Farmers: Summer rain is a blessing or a curse

The rainfall this summer has been either a blessing or a curse — depending on the farmer and the soil.

Consistent rainfall has been a challenge for those making hay and harvesting grain, as dampness depreciates value and adds cost for drying the product.

Chris Hall, who operates a dairy farm 2 miles north of the Lycoming Mall, said the rain has been a challenge. His farm is in the hillsides north of the interstate and he’s never experienced a summer with rain every other day or every third day.

“I’ve never seen a summer this wet,” Hall, 50, said of the rainy conditions and the effect they’ve had on his farm, which produces soybeans, corn and sweet corn.

Rain impacts the drying time for the hay and decreases the value of the grain.

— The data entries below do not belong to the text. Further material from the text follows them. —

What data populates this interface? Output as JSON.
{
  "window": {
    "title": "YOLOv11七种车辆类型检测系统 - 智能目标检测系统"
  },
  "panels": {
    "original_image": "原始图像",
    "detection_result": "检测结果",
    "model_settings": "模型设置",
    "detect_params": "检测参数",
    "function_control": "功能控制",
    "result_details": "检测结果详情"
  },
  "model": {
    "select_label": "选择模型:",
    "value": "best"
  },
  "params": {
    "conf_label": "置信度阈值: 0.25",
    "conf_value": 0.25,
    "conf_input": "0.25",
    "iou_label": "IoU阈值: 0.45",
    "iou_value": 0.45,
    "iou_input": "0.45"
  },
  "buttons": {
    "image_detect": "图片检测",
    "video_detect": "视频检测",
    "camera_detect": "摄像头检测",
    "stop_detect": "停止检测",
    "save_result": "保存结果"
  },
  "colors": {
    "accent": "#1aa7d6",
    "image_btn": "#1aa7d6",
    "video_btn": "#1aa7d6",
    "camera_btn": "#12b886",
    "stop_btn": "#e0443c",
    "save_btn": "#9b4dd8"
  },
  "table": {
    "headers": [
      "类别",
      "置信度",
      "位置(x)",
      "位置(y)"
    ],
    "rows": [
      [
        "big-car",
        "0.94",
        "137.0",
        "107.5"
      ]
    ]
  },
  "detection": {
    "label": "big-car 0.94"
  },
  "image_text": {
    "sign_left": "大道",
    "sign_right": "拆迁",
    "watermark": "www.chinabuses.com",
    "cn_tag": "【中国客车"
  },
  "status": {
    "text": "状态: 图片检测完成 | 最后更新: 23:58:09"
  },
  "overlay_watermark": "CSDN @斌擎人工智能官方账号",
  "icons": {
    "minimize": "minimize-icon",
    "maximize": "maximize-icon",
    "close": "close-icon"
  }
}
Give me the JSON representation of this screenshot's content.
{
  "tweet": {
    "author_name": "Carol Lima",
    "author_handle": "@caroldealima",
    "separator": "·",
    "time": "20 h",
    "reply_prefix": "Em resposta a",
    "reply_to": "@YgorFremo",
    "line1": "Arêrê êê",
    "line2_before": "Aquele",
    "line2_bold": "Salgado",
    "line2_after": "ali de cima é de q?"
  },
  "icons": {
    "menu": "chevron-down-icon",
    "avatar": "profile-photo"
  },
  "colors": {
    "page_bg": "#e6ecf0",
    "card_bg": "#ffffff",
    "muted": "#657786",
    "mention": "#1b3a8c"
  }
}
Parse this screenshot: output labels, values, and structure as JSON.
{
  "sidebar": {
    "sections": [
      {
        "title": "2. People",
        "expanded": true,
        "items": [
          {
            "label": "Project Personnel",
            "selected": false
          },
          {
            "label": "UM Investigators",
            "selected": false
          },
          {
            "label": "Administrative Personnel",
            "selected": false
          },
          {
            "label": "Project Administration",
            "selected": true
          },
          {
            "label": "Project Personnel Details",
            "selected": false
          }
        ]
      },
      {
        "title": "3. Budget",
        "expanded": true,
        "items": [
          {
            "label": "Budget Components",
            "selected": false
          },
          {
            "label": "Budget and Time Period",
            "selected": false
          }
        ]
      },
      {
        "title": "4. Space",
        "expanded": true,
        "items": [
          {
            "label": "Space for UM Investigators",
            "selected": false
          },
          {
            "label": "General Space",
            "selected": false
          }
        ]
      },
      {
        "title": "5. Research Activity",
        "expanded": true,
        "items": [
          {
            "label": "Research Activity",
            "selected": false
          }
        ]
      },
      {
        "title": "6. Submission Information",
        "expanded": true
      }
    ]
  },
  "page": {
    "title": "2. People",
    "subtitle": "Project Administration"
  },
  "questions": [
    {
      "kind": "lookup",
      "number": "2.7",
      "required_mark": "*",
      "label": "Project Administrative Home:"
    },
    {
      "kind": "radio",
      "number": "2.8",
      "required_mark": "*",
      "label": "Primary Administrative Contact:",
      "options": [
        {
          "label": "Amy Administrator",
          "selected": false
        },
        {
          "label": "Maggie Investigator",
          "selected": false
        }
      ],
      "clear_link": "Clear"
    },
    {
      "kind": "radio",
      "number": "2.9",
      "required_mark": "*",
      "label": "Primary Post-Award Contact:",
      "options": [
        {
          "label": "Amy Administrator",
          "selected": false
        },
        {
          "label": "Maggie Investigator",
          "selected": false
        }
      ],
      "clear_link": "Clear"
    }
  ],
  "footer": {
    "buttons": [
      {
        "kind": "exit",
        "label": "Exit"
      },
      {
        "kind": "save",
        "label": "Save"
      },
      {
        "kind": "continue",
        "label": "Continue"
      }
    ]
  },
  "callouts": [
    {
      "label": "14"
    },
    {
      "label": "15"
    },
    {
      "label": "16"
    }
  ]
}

“Any time there is wet, heavy soil, it is tough to get hay and grain dry,” Hall said. Farmers must budget for such contingencies, he said.

Hall said another problem was a similar wet spring, causing some farmers a delay of at least two to three weeks in planting.

At Richard Snyder’s farm along Route 87, on the other hand, the rain has not damaged the sweet corn.

“We have soils that drain easily and the rain is a benefit to us,” Snyder said.

The farm has sand mixed in its soil, which helps it drain well, compared to other farms that have heavier soil, he said.

As for rainfall, July ended as the seventh wettest on record since data started to be kept for Williamsport by the National Weather Service in 1895.

The month accrued 7.4 inches of rain, compared with the monthly average of 3.1 inches. A dry spell with some seasonal August heat would be helpful to farmers making hay and gathering grain, according to Matt Steinbugl, a meteorologist in State College.

Monday’s rain caused downed wires and trees in parts of Lycoming County.

Beautys Run Road was closed at the intersection of Grove Road in Lycoming Township due to downed wires and trees and later in the day it was down to a lane restriction, according to the state Department of Transportation.

“A detour is in place using local roads,” said David Thompson, a department spokesman.

PPL Electric Utilities reported all customers who were without power during the rain storm were back in service as of Monday.

Steinbugl also provided a look at this week’s forecast.

Look for midday sun and dry weather today through Wednesday, Steinbugl said.

The next chance for rain is Thursday afternoon and that period continues into the weekend, with chances of spotty afternoon thunderstorms and rain showers each day, he said.

High temperatures should be normal for this time of year, with temperature in the low to mid-80s.

One outdoor activity that may be affected by rain is the Multi-State Williamsport Marching Millionaires 2017 Drum Corps Invitational at STA Stadium at Williamsport Area High School. The event is slated for 4 to 10 p.m. Saturday. While the weekend is a bit far off, Steinbugl said the forecast indicates mostly cloudy conditions, with a low of 64 and a chance of precipitation at 60 percent.